- Manual testing is not suited for many types of testing (like stress testing).
- It’s hard to test complex cases manually.
- Manual testing is good for finding visual or UX bugs.
Looking at this list, you should see that manual testing has more disadvantages than benefits, even though it still has its uses. The major misconception with manual testing is that IT leaders think they save money by not using paid automation tools. But they forget about the hidden costs of staffing a larger testing team to fill the gap between manual and automated testing.
Pros and Cons of Automated Testing
Here are some of the advantages and disadvantages of automated testing.
Benefits of Automated Testing
The first thing I want to point out is how resilient automated testing is. Automated testing is reliable and always returns the same result (reproducible). And because every step is automated, it’s not subject to human errors like manual testing is.
Also, it’s logical for a company to invest in test automation tools that help them to set up their testing suite. This enables them to run things like stress testing, as the suite can simulate thousands of clients all connecting at the same moment. In my opinion, an automated test suite allows you to better test and monitor the quality of your product.
Once you have your testing suite installed, it’s easy to hook up other projects to this suite.
Next, test automation allows you to run all your tests much more quickly than manual testing. You can quickly simulate complex scenarios. And unlike staff, your testing suite does not complain when it has to verify these complex cases.
Finally, automated testing enables your developers to receive quicker feedback. It benefits the overall productivity of your development team and gives more insight into the quality of the application.
Disadvantages of Automated Testing
Automated testing can’t be used for detecting visual or UX bugs. Finding UX bugs requires a human eye. Simply running your test suite can’t measure other things, like customer experience. So automated testing tools won’t cover all testing scenarios. Some scenarios just can be automated.
Also, developers might lose valuable time debugging incorrect testing scripts. Often, my code is working perfectly, but I spend more time debugging the automated tests I coded.
- Automated testing is more reliable and quicker than manual testing.
- It increases the development team’s productivity (quicker feedback); however, the team can spend a lot of time debugging tests.
- Automated testing allows for different, complex types of testing.
- It improves project quality.
- It doesn’t find visual or UX bugs.
So you can see that automated testing has a lot of benefits. But it doesn’t do everything. For example, automated testing isn’t fit for finding visual bugs. Also, I have to admit that not everything can be automated. However, automated testing definitely increases the quality of your product.

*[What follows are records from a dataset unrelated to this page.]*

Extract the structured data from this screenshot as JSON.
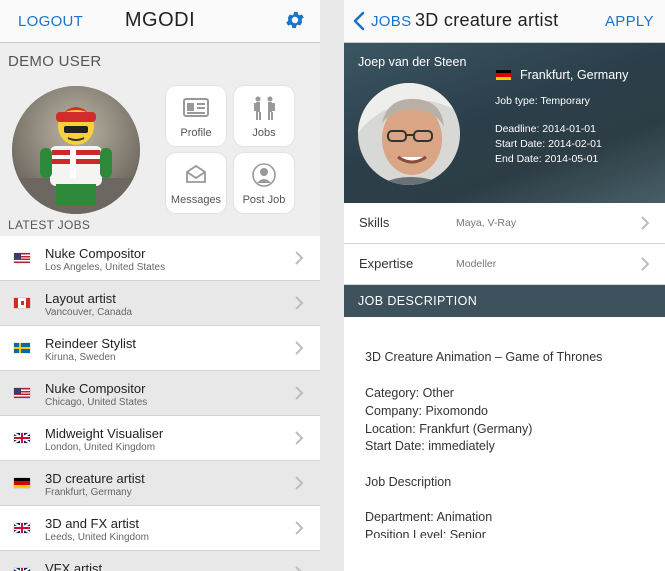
{
  "left": {
    "nav": {
      "logout": "LOGOUT",
      "title": "MGODI",
      "settings_icon": "gear-icon"
    },
    "user_name": "DEMO USER",
    "tiles": [
      {
        "label": "Profile",
        "icon": "profile-card-icon"
      },
      {
        "label": "Jobs",
        "icon": "people-icon"
      },
      {
        "label": "Messages",
        "icon": "envelope-icon"
      },
      {
        "label": "Post Job",
        "icon": "person-add-icon"
      }
    ],
    "latest_jobs_heading": "LATEST JOBS",
    "jobs": [
      {
        "title": "Nuke Compositor",
        "location": "Los Angeles, United States",
        "flag": "us"
      },
      {
        "title": "Layout artist",
        "location": "Vancouver, Canada",
        "flag": "ca"
      },
      {
        "title": "Reindeer Stylist",
        "location": "Kiruna, Sweden",
        "flag": "se"
      },
      {
        "title": "Nuke  Compositor",
        "location": "Chicago, United States",
        "flag": "us"
      },
      {
        "title": "Midweight Visualiser",
        "location": "London, United Kingdom",
        "flag": "gb"
      },
      {
        "title": "3D creature artist",
        "location": "Frankfurt, Germany",
        "flag": "de"
      },
      {
        "title": "3D and FX artist",
        "location": "Leeds, United Kingdom",
        "flag": "gb"
      },
      {
        "title": "VFX artist",
        "location": "",
        "flag": "gb"
      }
    ]
  },
  "right": {
    "nav": {
      "back": "JOBS",
      "title": "3D creature artist",
      "apply": "APPLY"
    },
    "header": {
      "person": "Joep van der Steen",
      "location": "Frankfurt, Germany",
      "job_type": "Job type: Temporary",
      "deadline": "Deadline: 2014-01-01",
      "start_date": "Start Date: 2014-02-01",
      "end_date": "End Date: 2014-05-01"
    },
    "skills": {
      "label": "Skills",
      "value": "Maya, V-Ray"
    },
    "expertise": {
      "label": "Expertise",
      "value": "Modeller"
    },
    "section_title": "JOB DESCRIPTION",
    "description": {
      "title": "3D Creature Animation – Game of Thrones",
      "category": "Category: Other",
      "company": "Company: Pixomondo",
      "location": "Location: Frankfurt (Germany)",
      "start": "Start Date: immediately",
      "job_desc": "Job Description",
      "department": "Department: Animation",
      "position": "Position Level: Senior"
    }
  },
  "colors": {
    "accent": "#1a73c9",
    "header_dark": "#2d3f48",
    "section": "#3d525d"
  }
}
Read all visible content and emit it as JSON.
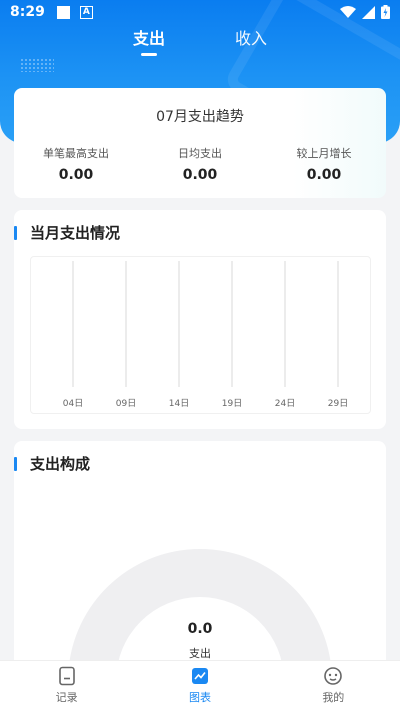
{
  "status_bar": {
    "time": "8:29",
    "notification_letter": "A"
  },
  "tabs": [
    {
      "label": "支出",
      "active": true
    },
    {
      "label": "收入",
      "active": false
    }
  ],
  "summary": {
    "title": "07月支出趋势",
    "metrics": [
      {
        "label": "单笔最高支出",
        "value": "0.00"
      },
      {
        "label": "日均支出",
        "value": "0.00"
      },
      {
        "label": "较上月增长",
        "value": "0.00"
      }
    ]
  },
  "monthly": {
    "title": "当月支出情况",
    "chart_data": {
      "type": "bar",
      "categories": [
        "04日",
        "09日",
        "14日",
        "19日",
        "24日",
        "29日"
      ],
      "values": [
        0,
        0,
        0,
        0,
        0,
        0
      ],
      "title": "",
      "xlabel": "",
      "ylabel": "",
      "grid": true
    }
  },
  "composition": {
    "title": "支出构成",
    "total": "0.0",
    "total_label": "支出"
  },
  "bottom_nav": [
    {
      "label": "记录",
      "icon": "record-icon",
      "active": false
    },
    {
      "label": "图表",
      "icon": "chart-icon",
      "active": true
    },
    {
      "label": "我的",
      "icon": "profile-icon",
      "active": false
    }
  ],
  "colors": {
    "accent": "#1a88f2",
    "header": "#0a7df0",
    "background": "#f3f4f6"
  }
}
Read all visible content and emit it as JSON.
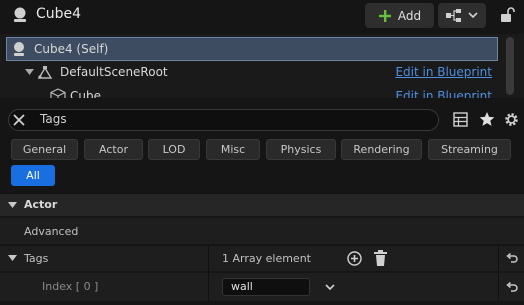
{
  "header": {
    "title": "Cube4",
    "add_label": "Add"
  },
  "tree": {
    "items": [
      {
        "label": "Cube4 (Self)",
        "link": ""
      },
      {
        "label": "DefaultSceneRoot",
        "link": "Edit in Blueprint"
      },
      {
        "label": "Cube",
        "link": "Edit in Blueprint"
      }
    ]
  },
  "search": {
    "value": "Tags"
  },
  "filter_tabs": [
    "General",
    "Actor",
    "LOD",
    "Misc",
    "Physics",
    "Rendering",
    "Streaming"
  ],
  "active_tab": "All",
  "details": {
    "section": "Actor",
    "advanced": "Advanced",
    "tags_label": "Tags",
    "array_count": "1 Array element",
    "index_label": "Index [ 0 ]",
    "index_value": "wall"
  },
  "colors": {
    "accent": "#1a6fe0",
    "link": "#4f8fe0",
    "add_icon": "#6abf3a",
    "selected_row": "#3d4c61"
  }
}
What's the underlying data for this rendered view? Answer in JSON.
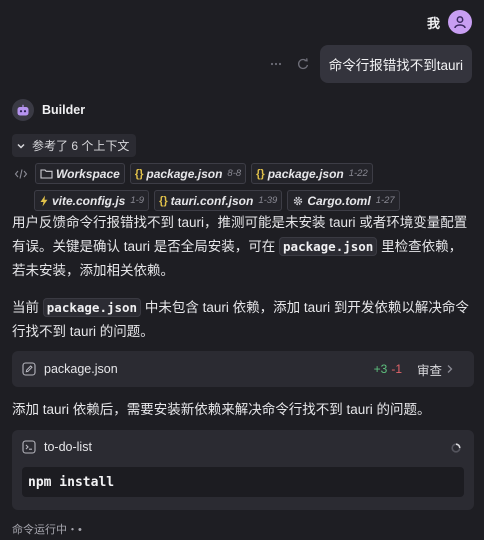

When to Use Manual Testing
Manual testing is suited for usability testing, ad-hoc testing, and exploratory testing.
Usability testing focuses on measuring an application’s user-friendliness. Ad-hoc testing uses a free approach in which the testing engineer tries to break components without a set scenario.
The last approach, exploratory testing, focuses on the tester’s knowledge, experience, analytical skills, creativity, and intuition. Here, the test is characterized by poorly written specification documentation or a short time for execution.
When to Use Automated Testing
In short, you should automate every test that you can.
The Bottom Line
Testing should be an integral part of software development. There are many factors you should take into account when choosing your testing strategy. The ground rule for testing: try to implement as much automated testing as you can. Manual testing is slow and doesn’t fit into today’s agile practices. The benefits of automated testing are far greater than those of manual testing. That’s why your company should invest in setting up an automated testing suite. Take a look at our guide to help you get started. Good luck!
This post was written by Michiel Mulders. Michiel is a passionate blockchain developer who loves writing technical content. Besides that, he loves learning about marketing, UX psychology, and entrepreneurship. When he’s not writing, he’s probably enjoying a Belgian beer!